    • how to handle the stuff that happens during that meeting.

    What you do as a leader will make a b-i-g difference in how well the group goes towards achieving the outcome. 

    It's not "their fault' or 'up to them'. It's on you. 

    If you've called the meeting, are facilitating or leading it or are responsible for getting the outcome, it really helps to get clear about why they are in the room (or dialled in remotely) and how you'll engage them to make something good happen. 

    Those crusty old days of workshops or conversations to 'discuss, decree and demolish' are gone. That's disengaging and ineffective. 

    Start with this Blueprint and zoom in on the levels that suit the outcome you're after. 

    The meeting, workshop or conversation will be more productive, more engaging and the people who've given their time to be there will oh-so grateful you got this sorted!


    Why people won't buy in to that 'thing'

    In New York last week at the International Forum of Visual Practitioner's conference and it was a week of great meetings, conversations and learning. 
    A stand-out for me was a session by Lynn Carruthers and Sophia Lang - about creating and using visual templates to help people work together, collaborate, create and innovate. 
    On the wall in their session they referenced collaboration and group work wizard and author Sam Kaner. Session presenter Lynn had previously heard Sam say something along the lines of the following :
    She paused, double-checked and got the quote down on paper from Sam when she heard it.

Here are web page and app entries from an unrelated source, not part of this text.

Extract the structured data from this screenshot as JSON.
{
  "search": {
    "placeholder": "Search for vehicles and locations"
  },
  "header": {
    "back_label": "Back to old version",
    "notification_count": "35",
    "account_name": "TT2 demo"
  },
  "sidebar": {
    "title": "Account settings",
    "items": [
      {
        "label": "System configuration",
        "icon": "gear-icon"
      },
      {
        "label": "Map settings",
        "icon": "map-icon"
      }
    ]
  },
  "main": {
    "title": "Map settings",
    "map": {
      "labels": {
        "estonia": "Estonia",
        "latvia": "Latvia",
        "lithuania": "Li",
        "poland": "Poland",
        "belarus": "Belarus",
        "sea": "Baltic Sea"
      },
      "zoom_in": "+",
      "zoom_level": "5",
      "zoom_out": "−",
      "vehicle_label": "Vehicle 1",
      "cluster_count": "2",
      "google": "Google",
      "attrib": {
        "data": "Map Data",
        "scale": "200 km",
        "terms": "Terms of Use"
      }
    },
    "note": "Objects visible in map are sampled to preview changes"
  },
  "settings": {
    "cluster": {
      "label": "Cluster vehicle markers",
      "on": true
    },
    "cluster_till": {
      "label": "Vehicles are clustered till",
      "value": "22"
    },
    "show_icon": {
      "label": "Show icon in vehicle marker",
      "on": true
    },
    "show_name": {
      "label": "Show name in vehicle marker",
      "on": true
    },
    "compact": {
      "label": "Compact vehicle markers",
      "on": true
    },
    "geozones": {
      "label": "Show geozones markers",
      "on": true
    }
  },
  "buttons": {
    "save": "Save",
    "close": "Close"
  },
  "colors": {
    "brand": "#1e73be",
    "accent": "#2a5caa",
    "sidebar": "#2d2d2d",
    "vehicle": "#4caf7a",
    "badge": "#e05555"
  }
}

    This for me is a HUGE reason why many groups and teams struggle with building buy-in and getting people to align to complex changes ... as well as the simplest decisions. 
    Check on what you're trying to get people to buy-in to.
    Can they see it?
    Is it visible?
    Or are you all-talk?
    You can check out Sam Kaner's book on participatory decision making here

    Every meeting and conversation is a balancing act  

    Highwire Walker

    Watching someone handle a meeting and conversation well, is just like the skill of a highwire walker. Balancing, woah over balance, back to centre, wait, steady, step forward, balance, wait...

    The almost easy part is moving along the wire to achieve your outcomes. You can run across if you like. But you might lose people along the way. Or, everyone can be having a great time and participating, you'll achieve some outcomes but they won't be on topic or relevant.

    So the balance is between achieving the meeting or session outcomes; involving and engaging the people who are there (in the room or dialling in remotely); and keeping things on topic. It's a balance and you need to let some slight overbalancing happen here and there, but get back to centre, steady and then keep stepping forward.

    In a meeting, workshop, conversation today, notice how the balance is going. Is anyone really participating? Are you getting anywhere? Are you on topic? How are all three coming together to the applause of the crowd?